Coaching Frosh Basketball – Week 9

We play a Mon/Wed schedule, which is less than ideal. We won our Monday game though we played without four guys who missed Saturday’s practice. We scored one point in our first six possessions even though we shot five wide-open shots and a lay-up which results in the foul and the free throws. Once we started to hit shots, we jumped out to a 20-point lead and eventually pushed the lead to 30. Then it was like we forgot how to play basketball. […]

Coaching Frosh Basketball – Week 7

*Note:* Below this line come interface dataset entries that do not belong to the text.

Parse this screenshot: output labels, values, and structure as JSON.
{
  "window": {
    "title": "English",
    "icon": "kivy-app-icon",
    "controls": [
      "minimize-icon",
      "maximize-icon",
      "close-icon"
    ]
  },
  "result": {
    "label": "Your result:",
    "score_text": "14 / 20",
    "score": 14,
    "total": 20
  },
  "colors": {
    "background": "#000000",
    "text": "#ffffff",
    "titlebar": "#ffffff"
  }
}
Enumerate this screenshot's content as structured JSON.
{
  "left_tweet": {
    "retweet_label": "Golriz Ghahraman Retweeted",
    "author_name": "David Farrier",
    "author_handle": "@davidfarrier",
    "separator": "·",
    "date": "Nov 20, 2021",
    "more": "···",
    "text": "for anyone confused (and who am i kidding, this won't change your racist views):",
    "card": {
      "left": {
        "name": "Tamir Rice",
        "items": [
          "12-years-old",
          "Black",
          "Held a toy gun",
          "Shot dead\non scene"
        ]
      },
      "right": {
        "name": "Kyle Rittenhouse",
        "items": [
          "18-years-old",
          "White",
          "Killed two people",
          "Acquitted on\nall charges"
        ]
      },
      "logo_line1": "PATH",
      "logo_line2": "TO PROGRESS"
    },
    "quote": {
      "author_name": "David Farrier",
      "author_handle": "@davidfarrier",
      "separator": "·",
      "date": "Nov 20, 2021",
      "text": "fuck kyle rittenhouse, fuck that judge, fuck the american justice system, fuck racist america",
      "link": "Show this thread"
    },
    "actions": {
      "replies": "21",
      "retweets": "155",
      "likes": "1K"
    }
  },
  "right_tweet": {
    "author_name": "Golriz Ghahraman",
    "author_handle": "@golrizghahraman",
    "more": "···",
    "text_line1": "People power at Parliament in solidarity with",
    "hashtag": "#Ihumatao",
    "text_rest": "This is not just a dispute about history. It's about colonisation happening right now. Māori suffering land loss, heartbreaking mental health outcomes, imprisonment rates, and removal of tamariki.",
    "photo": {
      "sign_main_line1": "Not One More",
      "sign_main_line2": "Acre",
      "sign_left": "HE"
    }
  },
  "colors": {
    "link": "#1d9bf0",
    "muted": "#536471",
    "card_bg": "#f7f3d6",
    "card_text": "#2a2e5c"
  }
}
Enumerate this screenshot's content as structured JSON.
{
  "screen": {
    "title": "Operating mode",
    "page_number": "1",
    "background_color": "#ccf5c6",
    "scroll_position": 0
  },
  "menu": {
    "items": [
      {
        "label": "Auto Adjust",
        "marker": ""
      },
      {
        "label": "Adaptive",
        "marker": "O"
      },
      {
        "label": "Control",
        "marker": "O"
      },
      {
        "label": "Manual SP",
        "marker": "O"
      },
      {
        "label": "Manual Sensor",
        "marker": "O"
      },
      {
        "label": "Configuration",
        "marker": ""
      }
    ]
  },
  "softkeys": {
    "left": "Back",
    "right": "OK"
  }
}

Week 7 encapsulated freshmen basketball in many ways. We start the week with a win over another local school playing without one of our better players who was away on a family vacation. Play a road game on Tuesday. The officials showed up late and asked me the game time. Then one official delayed the game so he could find a uniform to wear as he forgot to bring his. Ironically, he gave me a technical the first time that I said anything to him, without raising my voice, when I said, “Way to be professional” in response to his comment. Wednesday, we played our third game in three days and missed four players who had to go to a guitar performance for class credit, had another player injured early in the game, and had two players sitting out the first half because they missed the bus and showed up late because they had club soccer practice.


The Importance of a Long Term Athlete Development Approach

Originally published by Los Angeles Sports & Fitness, January/February 2012.

When I coached a professional women’s basketball team in Sweden, I assisted my best player with her u15 girls team. When I returned to the States after the season, I assisted an u14 girls’ AAU team. The teams were vastly different. The U.S. team was bigger, faster, stronger, and more skilled. The team went to AAU Nationals and finished pretty well, top 12 if I remember correctly. They were a good team, and the core of the team had been together for several years and attended the same school. […]

Coaching Frosh Basketball – Week 6

We lost a close game. We fell behind early, as per usual. I attribute our early difficulties to two things: (1) our players are comfortable; none is willing to push beyond his comfort zone. Therefore, we practice at one tempo, but the game is at another tempo. We do not have a player who pushes the other players to increase the intensity, so it takes a while for us to adjust to the game tempo. (2) every team that we play runs dozens of set plays. In this game, the coach called out a play on every possession. For the entire first quarter, they ran a different play on almost every possession. The first time that we see the play, our opponent generally gets a good shot. After we see the play once or twice, we adjust and take away the first couple options. Our opponent needed a late fade-away three to hit double-digits in the second half.  […]